t was the beginning of January 2020, and Andrea Pruijssers was out shopping with some girlfriends when her phone rang; it was her boss Mark Denison on the line with an alarming story: people were dying in China of what might be a novel coronavirus. He was about to join a conference call and asked her to come into the lab as soon as possible to make plans. ‘That was the first time I heard about SARSCoV-2,’ says Andrea Pruijssers, research assistant professor at Vanderbilt University Medical Center in Nashville, Tennessee. ‘The research group I work for has been doing research on diseases such as SARS and MERS for a long time; coronaviruses are our specialism. When it became clear that this was serious again, we knew it was time to roll up our sleeves.’ That phone call heralded the start of a ­taxing 2020. During the first test phase of the Moderna vaccine developed in the US,



Andrea and her colleague were responsible for the blood analyses. ‘From February through June, I worked seven days a week. There was a lot of pressure on us, the whole world was watching, and of course, with the pandemic going on there was no time to lose. At the same time, we had to work carefully: whether this vaccine could continue

‘There was a lot of pressure on us, the whole world was watching’

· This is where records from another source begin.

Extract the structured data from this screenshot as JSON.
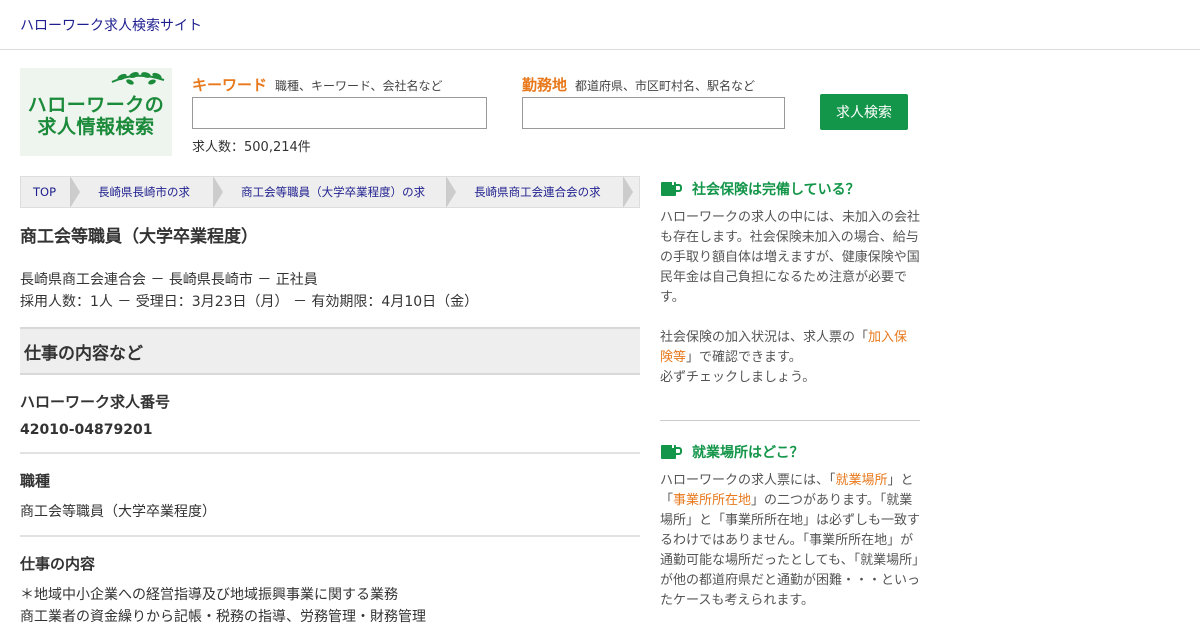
{
  "header": {
    "site_name": "ハローワーク求人検索サイト"
  },
  "logo": {
    "line1": "ハローワークの",
    "line2": "求人情報検索"
  },
  "search": {
    "keyword_label": "キーワード",
    "keyword_hint": "職種、キーワード、会社名など",
    "keyword_value": "",
    "location_label": "勤務地",
    "location_hint": "都道府県、市区町村名、駅名など",
    "location_value": "",
    "count_text": "求人数：500,214件",
    "button_label": "求人検索"
  },
  "breadcrumb": [
    "TOP",
    "長崎県長崎市の求人",
    "商工会等職員（大学卒業程度）の求人",
    "長崎県商工会連合会の求人"
  ],
  "job": {
    "title": "商工会等職員（大学卒業程度）",
    "meta_line1": "長崎県商工会連合会 － 長崎県長崎市 － 正社員",
    "meta_line2": "採用人数：1人 － 受理日：3月23日（月） － 有効期限：4月10日（金）"
  },
  "section": {
    "title": "仕事の内容など"
  },
  "items": {
    "number_label": "ハローワーク求人番号",
    "number_value": "42010-04879201",
    "occupation_label": "職種",
    "occupation_value": "商工会等職員（大学卒業程度）",
    "content_label": "仕事の内容",
    "content_line1": "＊地域中小企業への経営指導及び地域振興事業に関する業務",
    "content_line2": "商工業者の資金繰りから記帳・税務の指導、労務管理・財務管理"
  },
  "sidebar": {
    "block1": {
      "title": "社会保険は完備している？",
      "p1": "ハローワークの求人の中には、未加入の会社も存在します。社会保険未加入の場合、給与の手取り額自体は増えますが、健康保険や国民年金は自己負担になるため注意が必要です。",
      "p2_a": "社会保険の加入状況は、求人票の「",
      "p2_link": "加入保険等",
      "p2_b": "」で確認できます。",
      "p2_c": "必ずチェックしましょう。"
    },
    "block2": {
      "title": "就業場所はどこ？",
      "a": "ハローワークの求人票には、「",
      "link1": "就業場所",
      "b": "」と「",
      "link2": "事業所所在地",
      "c": "」の二つがあります。「就業場所」と「事業所所在地」は必ずしも一致するわけではありません。「事業所所在地」が通勤可能な場所だったとしても、「就業場所」が他の都道府県だと通勤が困難・・・といったケースも考えられます。"
    }
  },
  "colors": {
    "accent_green": "#14964a",
    "accent_orange": "#e8791c",
    "link_navy": "#1f1f8f"
  }
}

to the next phase depended partly on us; it was our job to establish whether the first 45 test subjects developed a strong neutralizing antibody response.’ UNEXPECTED LEADING ROLE Although it was hectic, she wouldn’t have missed that period for all the world. ‘It was a dream come true to work on something so important; that’s what all your training was for. Until then, my work on viruses was something that might possibly bear fruit one day; now the impact was enormous,’ she explains in mid-January, just as the first Moderna vaccines arrive in the Netherlands. From the lab – Tennessee is in lockdown too, but she gets to carry on her work – she describes the roundabout route that led her to this unexpected leading role. At secondary school in Waalwijk in the Netherlands, Andrea only excelled in biology; even then, she was intrigued >